Title: Helianthus Porteri as a Potential Source for Enhancing the Linoleic Acid Concentration in Sunflower Oil

item Seiler, Gerald
item Gulya Jr, Thomas

Submitted to: Meeting Abstract
Publication Type: Abstract Only
Publication Acceptance Date: 10/2/2009
Publication Date: 11/1/2009
Citation: Seiler, G.J., Gulya, T.J. 2009. Helianthus Porteri as a Potential Source for Enhancing the Linoleic Acid Concentration in Sunflower Oil [abstract]. 2009 International Annual Meetings, ASA-CSSA-SSSA, November 1-5, 2009, Pittsburgh, PA [CD-ROM].

Interpretive Summary:

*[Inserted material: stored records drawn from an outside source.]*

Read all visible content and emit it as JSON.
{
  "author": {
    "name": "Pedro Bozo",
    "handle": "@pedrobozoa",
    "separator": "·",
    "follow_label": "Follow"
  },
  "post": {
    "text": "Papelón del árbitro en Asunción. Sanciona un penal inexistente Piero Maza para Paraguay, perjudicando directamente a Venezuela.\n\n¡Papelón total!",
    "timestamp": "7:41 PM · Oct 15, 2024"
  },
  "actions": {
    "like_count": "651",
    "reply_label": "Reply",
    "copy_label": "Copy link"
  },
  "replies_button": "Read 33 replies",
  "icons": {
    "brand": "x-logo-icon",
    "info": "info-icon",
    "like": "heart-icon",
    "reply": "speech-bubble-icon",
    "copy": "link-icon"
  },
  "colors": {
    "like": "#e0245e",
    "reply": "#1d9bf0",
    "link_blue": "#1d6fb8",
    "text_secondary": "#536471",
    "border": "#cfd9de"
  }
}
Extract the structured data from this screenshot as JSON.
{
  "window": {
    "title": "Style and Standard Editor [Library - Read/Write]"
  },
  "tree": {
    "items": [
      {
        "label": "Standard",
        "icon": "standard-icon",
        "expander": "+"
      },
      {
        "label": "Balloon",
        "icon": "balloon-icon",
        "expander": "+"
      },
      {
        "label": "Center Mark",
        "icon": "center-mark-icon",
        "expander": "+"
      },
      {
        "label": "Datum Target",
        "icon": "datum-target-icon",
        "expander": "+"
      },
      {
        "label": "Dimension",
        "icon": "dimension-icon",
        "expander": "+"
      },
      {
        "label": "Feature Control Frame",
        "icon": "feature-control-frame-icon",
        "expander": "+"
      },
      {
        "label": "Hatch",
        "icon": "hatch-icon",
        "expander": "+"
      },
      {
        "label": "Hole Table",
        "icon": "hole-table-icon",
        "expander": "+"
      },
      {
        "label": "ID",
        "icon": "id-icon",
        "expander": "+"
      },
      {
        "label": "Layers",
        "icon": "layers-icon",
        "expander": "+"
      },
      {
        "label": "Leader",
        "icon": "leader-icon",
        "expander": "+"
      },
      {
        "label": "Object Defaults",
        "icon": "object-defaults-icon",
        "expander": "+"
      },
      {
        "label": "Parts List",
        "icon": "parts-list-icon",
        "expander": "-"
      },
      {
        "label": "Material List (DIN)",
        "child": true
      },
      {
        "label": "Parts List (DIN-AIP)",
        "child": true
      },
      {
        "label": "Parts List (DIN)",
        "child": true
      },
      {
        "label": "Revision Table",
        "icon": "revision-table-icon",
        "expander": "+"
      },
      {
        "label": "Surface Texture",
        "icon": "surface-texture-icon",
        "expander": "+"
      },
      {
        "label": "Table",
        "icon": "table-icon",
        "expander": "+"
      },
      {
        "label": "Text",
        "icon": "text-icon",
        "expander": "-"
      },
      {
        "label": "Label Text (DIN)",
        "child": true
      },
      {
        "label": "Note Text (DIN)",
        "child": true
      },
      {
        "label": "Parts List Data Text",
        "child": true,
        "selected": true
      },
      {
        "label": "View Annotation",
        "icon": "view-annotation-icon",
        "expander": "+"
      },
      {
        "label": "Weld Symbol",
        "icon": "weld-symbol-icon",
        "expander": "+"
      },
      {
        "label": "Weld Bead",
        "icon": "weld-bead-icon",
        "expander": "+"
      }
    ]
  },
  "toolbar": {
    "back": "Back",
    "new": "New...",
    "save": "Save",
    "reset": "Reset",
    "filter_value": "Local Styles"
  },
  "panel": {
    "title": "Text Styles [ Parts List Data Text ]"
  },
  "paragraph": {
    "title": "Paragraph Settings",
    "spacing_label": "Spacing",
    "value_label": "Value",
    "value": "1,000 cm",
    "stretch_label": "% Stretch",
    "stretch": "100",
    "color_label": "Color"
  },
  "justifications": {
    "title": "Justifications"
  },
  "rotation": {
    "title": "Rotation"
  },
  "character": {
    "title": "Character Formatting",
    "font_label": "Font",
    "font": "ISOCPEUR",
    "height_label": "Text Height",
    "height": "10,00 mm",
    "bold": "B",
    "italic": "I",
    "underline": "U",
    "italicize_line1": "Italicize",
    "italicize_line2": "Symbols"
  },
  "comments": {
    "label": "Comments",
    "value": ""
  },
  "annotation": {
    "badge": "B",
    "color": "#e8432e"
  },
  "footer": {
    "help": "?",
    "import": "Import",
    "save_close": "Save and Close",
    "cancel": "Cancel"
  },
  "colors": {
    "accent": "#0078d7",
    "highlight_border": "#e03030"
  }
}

Technical Abstract: Confederate Daisy, or Porter's Golden-Eye, Helianthus porteri, formerly known as Viguiera porteri, is an annual sunflower that was recently transferred to the genus Helianthus. It occurs in and around granite outcroppings in the Piedmont regions of North and South Carolina, Alabama, and Georgia. Wild sunflower species offer the potential to improve the quality of sunflower oil, a key issue in sunflower breeding. High levels of linoleic fatty acid (>720 g/kg) in sunflower oil make it desirable for use in the production of margarines. The objective of the study was to evaluate achene oil of H. porteri for the composition of four major fatty acids: palmitic (16:0), stearic (18:0), oleic (18:1), and linoleic (18:2). Achenes from eight populations collected in Georgia and North Carolina were analyzed. Fatty acid composition was determined using a gas chromatograph on oil extracted from two 10-achene samples for each population converted to methyl esters using an organic catalyzed transesterification method. Oleic acid concentration averaged 65.2 g/kg, which is low compared to typical sunflower oil. This resulted from a high linoleic acid concentration. The 814.9 g/kg average linoleic concentration in H. porteri was the highest observed in any wild species, with one population having a concentration of 830 g/kg. Higher linoleic acid concentrations (>700 g/kg) are generally observed at northern latitudes, while lower values are observed at southern latitudes. Linoleic acid concentrations observed in this study were much higher than one would expect for populations grown in southern latitudes. The high linoleic acid concentration observed in H. porteri has the potential to improve the linoleic concentration in commercial sunflower oil. Further research will be needed to determine the inheritance of the linoleic fatty acid.